Copy out each line from the material where the word "selected" is found.

-.-.-

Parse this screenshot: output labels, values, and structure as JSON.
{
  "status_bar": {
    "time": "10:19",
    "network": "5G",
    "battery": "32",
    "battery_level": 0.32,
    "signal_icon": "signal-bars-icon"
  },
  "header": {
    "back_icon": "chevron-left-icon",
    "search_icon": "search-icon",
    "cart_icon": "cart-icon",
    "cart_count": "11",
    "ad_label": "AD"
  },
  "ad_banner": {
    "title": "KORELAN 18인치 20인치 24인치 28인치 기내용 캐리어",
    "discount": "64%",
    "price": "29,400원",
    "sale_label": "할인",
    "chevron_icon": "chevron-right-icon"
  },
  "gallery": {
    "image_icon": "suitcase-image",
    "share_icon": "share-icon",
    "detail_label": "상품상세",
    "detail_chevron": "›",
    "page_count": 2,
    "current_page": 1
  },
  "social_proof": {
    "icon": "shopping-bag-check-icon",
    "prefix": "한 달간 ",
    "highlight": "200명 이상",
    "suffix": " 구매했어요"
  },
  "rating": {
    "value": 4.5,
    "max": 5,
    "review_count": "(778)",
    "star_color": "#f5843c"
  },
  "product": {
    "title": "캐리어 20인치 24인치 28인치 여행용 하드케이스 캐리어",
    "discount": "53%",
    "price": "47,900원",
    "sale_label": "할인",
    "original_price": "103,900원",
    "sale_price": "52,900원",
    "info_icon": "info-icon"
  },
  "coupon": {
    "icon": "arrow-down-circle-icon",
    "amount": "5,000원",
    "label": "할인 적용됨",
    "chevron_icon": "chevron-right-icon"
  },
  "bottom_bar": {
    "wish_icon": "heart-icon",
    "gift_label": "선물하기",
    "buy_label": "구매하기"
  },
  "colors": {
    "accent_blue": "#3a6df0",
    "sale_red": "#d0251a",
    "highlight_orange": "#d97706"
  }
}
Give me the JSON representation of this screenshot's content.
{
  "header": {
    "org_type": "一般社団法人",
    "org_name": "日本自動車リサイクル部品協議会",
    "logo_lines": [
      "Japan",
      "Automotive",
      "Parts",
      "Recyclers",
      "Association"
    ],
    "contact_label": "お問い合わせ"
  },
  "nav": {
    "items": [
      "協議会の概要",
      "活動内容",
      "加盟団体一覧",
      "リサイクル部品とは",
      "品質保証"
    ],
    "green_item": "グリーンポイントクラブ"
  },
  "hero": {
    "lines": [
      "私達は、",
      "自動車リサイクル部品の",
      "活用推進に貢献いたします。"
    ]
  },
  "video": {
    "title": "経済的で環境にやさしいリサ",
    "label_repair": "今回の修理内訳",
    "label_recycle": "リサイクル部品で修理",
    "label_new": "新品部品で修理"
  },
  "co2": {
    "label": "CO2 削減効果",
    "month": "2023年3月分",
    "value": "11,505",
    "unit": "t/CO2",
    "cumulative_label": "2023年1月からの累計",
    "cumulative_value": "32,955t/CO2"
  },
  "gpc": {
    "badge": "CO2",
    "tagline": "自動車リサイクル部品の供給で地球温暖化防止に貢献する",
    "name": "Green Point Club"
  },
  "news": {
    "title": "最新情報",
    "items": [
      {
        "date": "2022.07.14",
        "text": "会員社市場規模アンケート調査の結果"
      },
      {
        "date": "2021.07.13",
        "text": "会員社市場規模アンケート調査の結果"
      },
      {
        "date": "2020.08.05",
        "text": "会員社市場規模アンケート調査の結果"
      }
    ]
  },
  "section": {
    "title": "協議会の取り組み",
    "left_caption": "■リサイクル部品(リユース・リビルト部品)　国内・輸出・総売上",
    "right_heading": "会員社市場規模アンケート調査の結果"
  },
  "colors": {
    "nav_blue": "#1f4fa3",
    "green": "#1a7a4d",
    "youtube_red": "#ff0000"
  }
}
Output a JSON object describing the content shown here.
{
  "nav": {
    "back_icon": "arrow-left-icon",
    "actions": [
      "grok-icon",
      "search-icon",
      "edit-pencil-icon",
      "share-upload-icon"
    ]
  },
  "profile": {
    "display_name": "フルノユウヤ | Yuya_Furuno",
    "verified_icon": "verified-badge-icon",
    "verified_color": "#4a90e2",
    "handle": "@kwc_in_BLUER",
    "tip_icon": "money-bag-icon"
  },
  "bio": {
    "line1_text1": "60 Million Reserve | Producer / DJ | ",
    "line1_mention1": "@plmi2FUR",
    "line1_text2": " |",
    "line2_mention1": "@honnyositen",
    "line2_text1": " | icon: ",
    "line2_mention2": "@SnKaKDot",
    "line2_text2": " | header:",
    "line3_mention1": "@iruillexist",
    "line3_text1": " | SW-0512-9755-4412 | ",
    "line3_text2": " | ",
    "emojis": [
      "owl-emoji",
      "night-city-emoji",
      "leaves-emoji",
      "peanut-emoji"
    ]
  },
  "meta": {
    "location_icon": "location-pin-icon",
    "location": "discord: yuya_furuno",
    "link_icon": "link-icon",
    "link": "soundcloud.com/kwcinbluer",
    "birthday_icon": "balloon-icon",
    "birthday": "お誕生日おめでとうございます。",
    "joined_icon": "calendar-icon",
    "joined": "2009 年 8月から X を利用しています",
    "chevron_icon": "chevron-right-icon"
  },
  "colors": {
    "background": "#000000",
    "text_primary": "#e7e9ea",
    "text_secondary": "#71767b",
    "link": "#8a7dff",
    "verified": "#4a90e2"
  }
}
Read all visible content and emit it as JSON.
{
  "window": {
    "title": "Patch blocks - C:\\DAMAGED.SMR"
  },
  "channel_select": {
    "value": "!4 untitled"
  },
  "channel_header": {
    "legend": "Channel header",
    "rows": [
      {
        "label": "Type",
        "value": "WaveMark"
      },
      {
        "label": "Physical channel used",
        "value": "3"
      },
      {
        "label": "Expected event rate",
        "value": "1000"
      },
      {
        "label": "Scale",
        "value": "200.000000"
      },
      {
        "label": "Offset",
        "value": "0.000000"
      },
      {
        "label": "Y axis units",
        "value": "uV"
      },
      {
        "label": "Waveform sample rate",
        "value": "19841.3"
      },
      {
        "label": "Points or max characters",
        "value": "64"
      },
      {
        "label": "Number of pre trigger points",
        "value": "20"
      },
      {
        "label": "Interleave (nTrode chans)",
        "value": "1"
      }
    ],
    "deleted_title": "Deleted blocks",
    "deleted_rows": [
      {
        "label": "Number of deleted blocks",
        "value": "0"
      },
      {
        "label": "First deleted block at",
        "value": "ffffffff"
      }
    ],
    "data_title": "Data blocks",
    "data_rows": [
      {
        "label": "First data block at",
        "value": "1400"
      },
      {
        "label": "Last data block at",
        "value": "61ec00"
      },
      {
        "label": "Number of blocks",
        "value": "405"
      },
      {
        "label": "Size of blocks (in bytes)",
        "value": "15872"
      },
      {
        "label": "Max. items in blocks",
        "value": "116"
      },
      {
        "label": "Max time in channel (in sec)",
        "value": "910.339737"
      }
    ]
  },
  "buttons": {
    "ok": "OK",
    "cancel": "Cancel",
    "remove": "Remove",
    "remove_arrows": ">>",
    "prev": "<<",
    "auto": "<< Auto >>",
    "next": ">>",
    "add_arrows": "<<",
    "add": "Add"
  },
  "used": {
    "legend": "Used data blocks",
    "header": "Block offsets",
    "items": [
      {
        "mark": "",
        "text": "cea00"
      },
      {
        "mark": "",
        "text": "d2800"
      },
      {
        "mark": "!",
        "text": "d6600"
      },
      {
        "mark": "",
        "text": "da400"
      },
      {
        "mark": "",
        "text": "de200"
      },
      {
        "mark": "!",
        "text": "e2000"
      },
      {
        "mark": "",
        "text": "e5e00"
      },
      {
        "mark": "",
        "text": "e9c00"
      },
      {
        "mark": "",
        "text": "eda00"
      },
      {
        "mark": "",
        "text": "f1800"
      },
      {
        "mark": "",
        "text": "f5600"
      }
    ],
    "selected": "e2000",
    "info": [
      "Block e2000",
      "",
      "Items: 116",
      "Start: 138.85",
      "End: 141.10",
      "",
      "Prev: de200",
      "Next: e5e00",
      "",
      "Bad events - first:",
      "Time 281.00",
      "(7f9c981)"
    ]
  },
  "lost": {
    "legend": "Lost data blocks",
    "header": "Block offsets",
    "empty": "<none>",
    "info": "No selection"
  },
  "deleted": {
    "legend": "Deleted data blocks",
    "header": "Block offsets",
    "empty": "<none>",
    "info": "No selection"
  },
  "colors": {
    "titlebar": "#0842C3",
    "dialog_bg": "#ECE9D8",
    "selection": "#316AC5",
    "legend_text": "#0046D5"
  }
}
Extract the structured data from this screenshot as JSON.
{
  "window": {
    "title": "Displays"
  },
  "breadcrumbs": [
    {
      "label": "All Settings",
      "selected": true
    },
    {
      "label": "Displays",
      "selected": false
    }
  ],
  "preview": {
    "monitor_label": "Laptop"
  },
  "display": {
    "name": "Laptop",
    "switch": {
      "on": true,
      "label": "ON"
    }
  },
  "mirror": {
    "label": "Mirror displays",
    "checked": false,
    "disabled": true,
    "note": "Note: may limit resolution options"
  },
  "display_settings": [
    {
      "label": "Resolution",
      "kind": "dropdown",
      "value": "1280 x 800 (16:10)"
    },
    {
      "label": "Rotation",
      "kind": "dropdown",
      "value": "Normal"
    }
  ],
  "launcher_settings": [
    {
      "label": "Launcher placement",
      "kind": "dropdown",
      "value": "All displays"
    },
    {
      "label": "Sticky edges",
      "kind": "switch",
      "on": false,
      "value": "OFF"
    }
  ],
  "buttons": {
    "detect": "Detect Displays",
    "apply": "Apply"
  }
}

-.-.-

● Result of this task:
    "selected": "e2000",
      "selected": true
      "selected": false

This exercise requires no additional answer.